Paydays are sacred in the workplace. Some employees who can’t remember how many years they’ve been married or how long it’s been since their last physical exam can tell you exactly how many days until the next paycheck arrives. Depending on their financial situations, other staff members may barely keep their bills paid between checks.
So when employers change the regular payday, there is bound to be some backlash from employees. In addition, federal and state labor officials take a dim view of businesses attempting to use paychecks to enforce discipline or manipulate the workweek to reduce payroll.
Here’s one example of a practice that could lead to a legal battle.

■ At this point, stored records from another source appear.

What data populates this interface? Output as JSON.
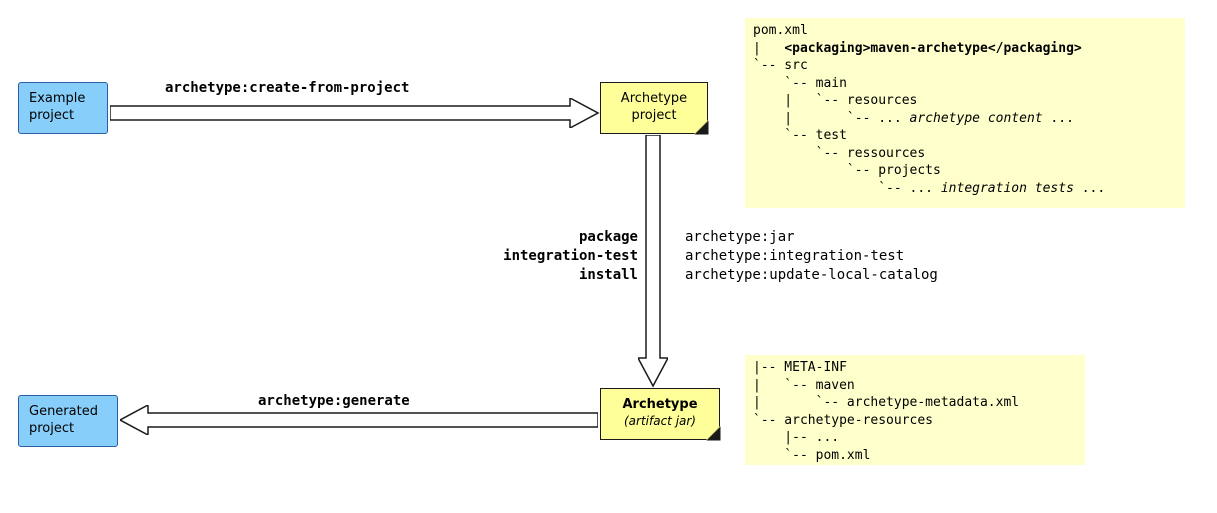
{
  "boxes": {
    "example_project": "Example\nproject",
    "generated_project": "Generated\nproject",
    "archetype_project": "Archetype\nproject",
    "archetype_artifact_title": "Archetype",
    "archetype_artifact_sub": "(artifact jar)"
  },
  "labels": {
    "create": "archetype:create-from-project",
    "package_l1": "package",
    "package_l2": "integration-test",
    "package_l3": "install",
    "goals_l1": "archetype:jar",
    "goals_l2": "archetype:integration-test",
    "goals_l3": "archetype:update-local-catalog",
    "generate": "archetype:generate"
  },
  "panel_top": {
    "l1": "pom.xml",
    "l2a": "|   ",
    "l2b": "<packaging>",
    "l2c": "maven-archetype",
    "l2d": "</packaging>",
    "l3": "`-- src",
    "l4": "    `-- main",
    "l5": "    |   `-- resources",
    "l6a": "    |       `-- ... ",
    "l6b": "archetype content",
    "l6c": " ...",
    "l7": "    `-- test",
    "l8": "        `-- ressources",
    "l9": "            `-- projects",
    "l10a": "                `-- ... ",
    "l10b": "integration tests",
    "l10c": " ..."
  },
  "panel_bottom": {
    "l1": "|-- META-INF",
    "l2": "|   `-- maven",
    "l3": "|       `-- archetype-metadata.xml",
    "l4": "`-- archetype-resources",
    "l5": "    |-- ...",
    "l6": "    `-- pom.xml"
  }
}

Let’s say an employer has trouble with Friday absenteeism — especially when Thursday is payday. So the employer tries to coerce employees into work by changing payday to Friday for some people — depending on if they come to work.
Even if Friday absenteeism is a frustrating problem, making payday a different day only for certain people is not the way to deal with it. Once you designate a payday, it’s generally best to adhere to the policy as much as possible.
The Fair Labor Standards Act (FLSA) does not prohibit employers from changing paydays. But the law states that wages must be paid when due, which generally means the next regularly scheduled payday. Beyond this provision, the FLSA does not place requirements on how frequently wages are paid.
A Second Circuit Court of Appeals case helped clarify the legality of changing a regularly scheduled payday. The employer in the case decided to change the regular payday for administrative reasons, and sought to ease the burden of by phasing it in over five weeks. When the employees sued, the court looked to the FLSA to determine if there was a violation of the law. Here’s what the court found: The FLSA requires that employees be paid promptly, but otherwise does not specify exactly when. Employers are not prevented from changing the beginning or ending dates of a pay period if the change:
- Is made for legitimate business purposes.
- Is not made in order to avoid paying overtime and does not violate minimum wage laws.
- Does not unreasonably delay payment of wages.
Following the four-part test above, the employer was found to be in compliance with the FLSA. (John F. Rogers v. Troy, N.Y., No. 97-7120, 5/22/98)
In addition to federal law, if your company is considering changing its designated schedule, check the requirements of your state by clicking here. Most states have their own regulations regarding the timing of payroll and may also have other requirements, such as posting the schedule in a common area.